BACKGROUND: We have previously shown that qualitative assessment of surface electrostatic potential of HLA class I molecules helps explain serological patterns of alloantibody binding. We have now used a novel computational approach to quantitate differences in surface electrostatic potential of HLA B-cell epitopes and applied this to explain HLA Bw4 and Bw6 antigenicity.
METHODS: Protein structure models of HLA class I alleles expressing either the Bw4 or Bw6 epitope (defined by sequence motifs at positions 77 to 83) were generated using comparative structure prediction. The electrostatic potential in 3-dimensional space encompassing the Bw4/Bw6 epitope was computed by solving the Poisson-Boltzmann equation and quantitatively compared in a pairwise, all-versus-all fashion to produce distance matrices that cluster epitopes with similar electrostatics properties.
RESULTS: Quantitative comparison of surface electrostatic potential at the carboxyl terminal of the α1-helix of HLA class I alleles, corresponding to amino acid sequence motif 77 to 83, produced clustering of HLA molecules in 3 principal groups according to Bw4 or Bw6 epitope expression. Remarkably, quantitative differences in electrostatic potential reflected known patterns of serological reactivity better than Bw4/Bw6 amino acid sequence motifs. Quantitative assessment of epitope electrostatic potential allowed the impact of known amino acid substitutions (HLA-B*07:02 R79G, R82L, G83R) that are critical for antibody binding to be predicted.
CONCLUSIONS: We describe a novel approach for quantitating differences in HLA B-cell epitope electrostatic potential.
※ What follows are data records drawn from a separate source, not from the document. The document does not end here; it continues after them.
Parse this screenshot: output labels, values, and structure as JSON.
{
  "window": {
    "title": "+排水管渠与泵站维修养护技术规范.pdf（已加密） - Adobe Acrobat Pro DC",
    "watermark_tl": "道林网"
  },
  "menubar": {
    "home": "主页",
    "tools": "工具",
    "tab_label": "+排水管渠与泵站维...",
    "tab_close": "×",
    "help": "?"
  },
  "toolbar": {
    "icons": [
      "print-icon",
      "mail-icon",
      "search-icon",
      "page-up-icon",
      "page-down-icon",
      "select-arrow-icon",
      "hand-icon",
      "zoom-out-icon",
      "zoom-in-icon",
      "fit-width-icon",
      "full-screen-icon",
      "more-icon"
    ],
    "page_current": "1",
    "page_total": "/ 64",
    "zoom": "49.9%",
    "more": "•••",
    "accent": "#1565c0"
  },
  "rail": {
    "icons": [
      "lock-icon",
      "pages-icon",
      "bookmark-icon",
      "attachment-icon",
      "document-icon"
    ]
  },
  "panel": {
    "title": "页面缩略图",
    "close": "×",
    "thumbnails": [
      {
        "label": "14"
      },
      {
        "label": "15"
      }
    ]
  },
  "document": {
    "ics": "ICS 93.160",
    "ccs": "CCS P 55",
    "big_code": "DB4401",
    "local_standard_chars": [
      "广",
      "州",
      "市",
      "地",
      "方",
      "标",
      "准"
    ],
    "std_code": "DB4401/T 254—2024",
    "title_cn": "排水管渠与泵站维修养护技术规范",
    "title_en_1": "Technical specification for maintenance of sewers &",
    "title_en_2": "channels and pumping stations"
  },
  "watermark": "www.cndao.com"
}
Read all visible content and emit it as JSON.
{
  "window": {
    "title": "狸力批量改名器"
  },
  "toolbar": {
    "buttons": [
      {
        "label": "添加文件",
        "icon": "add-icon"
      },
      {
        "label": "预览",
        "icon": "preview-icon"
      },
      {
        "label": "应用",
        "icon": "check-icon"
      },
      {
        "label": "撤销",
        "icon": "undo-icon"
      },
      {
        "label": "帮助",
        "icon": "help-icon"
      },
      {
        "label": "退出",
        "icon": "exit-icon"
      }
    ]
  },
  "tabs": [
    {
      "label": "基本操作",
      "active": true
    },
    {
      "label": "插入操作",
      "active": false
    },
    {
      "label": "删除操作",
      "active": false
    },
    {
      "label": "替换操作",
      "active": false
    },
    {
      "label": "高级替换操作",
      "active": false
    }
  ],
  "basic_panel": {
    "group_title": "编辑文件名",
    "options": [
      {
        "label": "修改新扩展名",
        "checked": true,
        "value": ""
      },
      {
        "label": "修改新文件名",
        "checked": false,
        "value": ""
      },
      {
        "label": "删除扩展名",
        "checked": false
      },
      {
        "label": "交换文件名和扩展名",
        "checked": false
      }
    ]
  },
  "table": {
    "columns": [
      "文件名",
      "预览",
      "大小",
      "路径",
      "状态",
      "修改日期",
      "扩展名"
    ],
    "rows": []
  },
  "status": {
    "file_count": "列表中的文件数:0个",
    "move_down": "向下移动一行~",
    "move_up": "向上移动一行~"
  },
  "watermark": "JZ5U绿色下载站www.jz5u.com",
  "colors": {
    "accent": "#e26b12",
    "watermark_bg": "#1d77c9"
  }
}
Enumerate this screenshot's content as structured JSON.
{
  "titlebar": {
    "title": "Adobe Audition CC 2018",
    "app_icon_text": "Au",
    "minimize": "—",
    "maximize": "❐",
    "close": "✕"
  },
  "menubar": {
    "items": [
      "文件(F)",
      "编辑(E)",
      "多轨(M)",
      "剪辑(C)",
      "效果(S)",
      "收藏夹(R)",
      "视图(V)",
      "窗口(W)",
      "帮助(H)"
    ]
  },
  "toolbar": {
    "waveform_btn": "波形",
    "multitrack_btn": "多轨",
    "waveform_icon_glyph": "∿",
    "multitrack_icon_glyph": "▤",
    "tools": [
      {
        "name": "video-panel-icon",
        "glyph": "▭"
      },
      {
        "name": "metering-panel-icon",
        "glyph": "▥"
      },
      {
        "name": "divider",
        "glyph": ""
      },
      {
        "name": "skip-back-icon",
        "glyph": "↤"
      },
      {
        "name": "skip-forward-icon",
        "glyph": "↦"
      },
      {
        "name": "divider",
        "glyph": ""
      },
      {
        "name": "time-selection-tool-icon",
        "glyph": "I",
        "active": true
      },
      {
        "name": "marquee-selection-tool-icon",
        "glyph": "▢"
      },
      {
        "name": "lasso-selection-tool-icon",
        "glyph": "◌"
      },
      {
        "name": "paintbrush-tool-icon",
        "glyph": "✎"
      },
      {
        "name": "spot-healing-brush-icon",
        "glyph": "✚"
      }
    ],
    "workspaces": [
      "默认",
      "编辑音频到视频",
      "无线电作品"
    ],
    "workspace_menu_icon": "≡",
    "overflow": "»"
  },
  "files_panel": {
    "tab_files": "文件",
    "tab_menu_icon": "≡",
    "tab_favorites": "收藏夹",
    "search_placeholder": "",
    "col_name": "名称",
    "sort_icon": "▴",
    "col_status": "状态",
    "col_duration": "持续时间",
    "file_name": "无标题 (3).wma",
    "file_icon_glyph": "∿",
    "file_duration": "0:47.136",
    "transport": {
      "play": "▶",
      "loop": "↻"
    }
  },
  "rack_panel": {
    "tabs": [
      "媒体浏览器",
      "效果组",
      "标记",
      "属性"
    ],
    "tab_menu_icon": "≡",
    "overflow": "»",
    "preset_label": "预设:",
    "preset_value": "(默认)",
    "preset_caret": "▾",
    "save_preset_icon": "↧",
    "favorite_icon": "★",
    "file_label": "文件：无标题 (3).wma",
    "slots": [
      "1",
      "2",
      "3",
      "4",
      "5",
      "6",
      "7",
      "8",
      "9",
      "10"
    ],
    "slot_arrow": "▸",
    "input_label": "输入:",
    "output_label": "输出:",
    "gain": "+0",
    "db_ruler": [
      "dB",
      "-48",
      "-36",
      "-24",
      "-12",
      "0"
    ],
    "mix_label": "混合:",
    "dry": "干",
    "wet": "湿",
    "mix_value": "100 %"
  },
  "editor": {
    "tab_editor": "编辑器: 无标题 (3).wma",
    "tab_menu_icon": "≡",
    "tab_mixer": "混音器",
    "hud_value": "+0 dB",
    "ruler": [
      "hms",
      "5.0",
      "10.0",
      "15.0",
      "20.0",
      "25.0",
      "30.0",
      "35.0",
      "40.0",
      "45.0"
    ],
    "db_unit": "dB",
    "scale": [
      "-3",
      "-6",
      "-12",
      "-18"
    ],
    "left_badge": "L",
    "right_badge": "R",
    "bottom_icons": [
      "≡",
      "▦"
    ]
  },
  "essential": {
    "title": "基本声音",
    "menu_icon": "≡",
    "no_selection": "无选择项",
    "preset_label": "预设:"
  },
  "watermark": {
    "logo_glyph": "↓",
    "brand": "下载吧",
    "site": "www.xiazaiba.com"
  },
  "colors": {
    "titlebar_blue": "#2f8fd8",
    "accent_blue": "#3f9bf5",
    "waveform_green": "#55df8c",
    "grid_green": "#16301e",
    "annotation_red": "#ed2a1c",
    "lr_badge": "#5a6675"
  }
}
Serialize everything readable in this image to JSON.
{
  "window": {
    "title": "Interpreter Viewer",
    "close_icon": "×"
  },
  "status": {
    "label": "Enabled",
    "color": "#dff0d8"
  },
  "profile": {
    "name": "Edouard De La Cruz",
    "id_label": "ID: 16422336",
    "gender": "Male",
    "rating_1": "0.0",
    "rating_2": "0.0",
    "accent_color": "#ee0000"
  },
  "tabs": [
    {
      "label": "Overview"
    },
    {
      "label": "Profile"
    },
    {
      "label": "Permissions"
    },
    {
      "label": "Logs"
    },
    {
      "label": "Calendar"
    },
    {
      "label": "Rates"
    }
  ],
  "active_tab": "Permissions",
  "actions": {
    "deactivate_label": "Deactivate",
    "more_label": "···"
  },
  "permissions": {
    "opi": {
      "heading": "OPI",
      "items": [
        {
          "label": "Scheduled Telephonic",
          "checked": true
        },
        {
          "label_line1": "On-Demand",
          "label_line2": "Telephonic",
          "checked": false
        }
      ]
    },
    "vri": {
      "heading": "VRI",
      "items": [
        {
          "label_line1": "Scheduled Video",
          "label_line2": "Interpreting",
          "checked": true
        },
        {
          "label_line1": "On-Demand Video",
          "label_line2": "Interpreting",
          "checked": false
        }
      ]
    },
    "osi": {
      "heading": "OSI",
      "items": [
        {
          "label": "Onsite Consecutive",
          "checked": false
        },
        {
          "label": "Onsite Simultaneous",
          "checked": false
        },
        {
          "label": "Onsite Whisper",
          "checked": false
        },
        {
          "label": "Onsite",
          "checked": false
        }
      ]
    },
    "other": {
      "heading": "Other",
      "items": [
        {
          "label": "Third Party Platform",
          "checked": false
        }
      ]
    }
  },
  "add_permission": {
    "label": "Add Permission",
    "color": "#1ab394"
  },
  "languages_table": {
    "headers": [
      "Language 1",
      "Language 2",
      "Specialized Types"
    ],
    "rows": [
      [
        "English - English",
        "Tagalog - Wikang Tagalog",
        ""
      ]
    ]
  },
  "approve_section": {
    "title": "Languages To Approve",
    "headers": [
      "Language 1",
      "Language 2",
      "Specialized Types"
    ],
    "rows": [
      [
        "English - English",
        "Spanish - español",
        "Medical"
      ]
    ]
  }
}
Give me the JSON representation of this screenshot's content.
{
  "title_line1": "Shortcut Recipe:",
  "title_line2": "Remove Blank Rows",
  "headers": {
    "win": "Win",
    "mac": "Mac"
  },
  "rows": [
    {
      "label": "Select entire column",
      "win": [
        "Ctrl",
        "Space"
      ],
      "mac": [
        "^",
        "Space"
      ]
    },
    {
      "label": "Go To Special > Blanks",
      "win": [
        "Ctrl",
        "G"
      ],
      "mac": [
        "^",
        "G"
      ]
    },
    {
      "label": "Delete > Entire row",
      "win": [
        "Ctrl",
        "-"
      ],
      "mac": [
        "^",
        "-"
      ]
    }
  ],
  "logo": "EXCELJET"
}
Proof of principle is provided that this approach enables better assessment of HLA epitope antigenicity than amino acid sequence data alone, and it may allow prediction of HLA immunogenicity.
- Amino Acid Motifs
- Binding Sites, Antibody
- Epitope Mapping
- HLA-B Antigens
- Molecular Dynamics Simulation
- Protein Interaction Domains and Motifs
- Protein Structure, Secondary
- Static Electricity
- Structure-Activity Relationship
- Surface Properties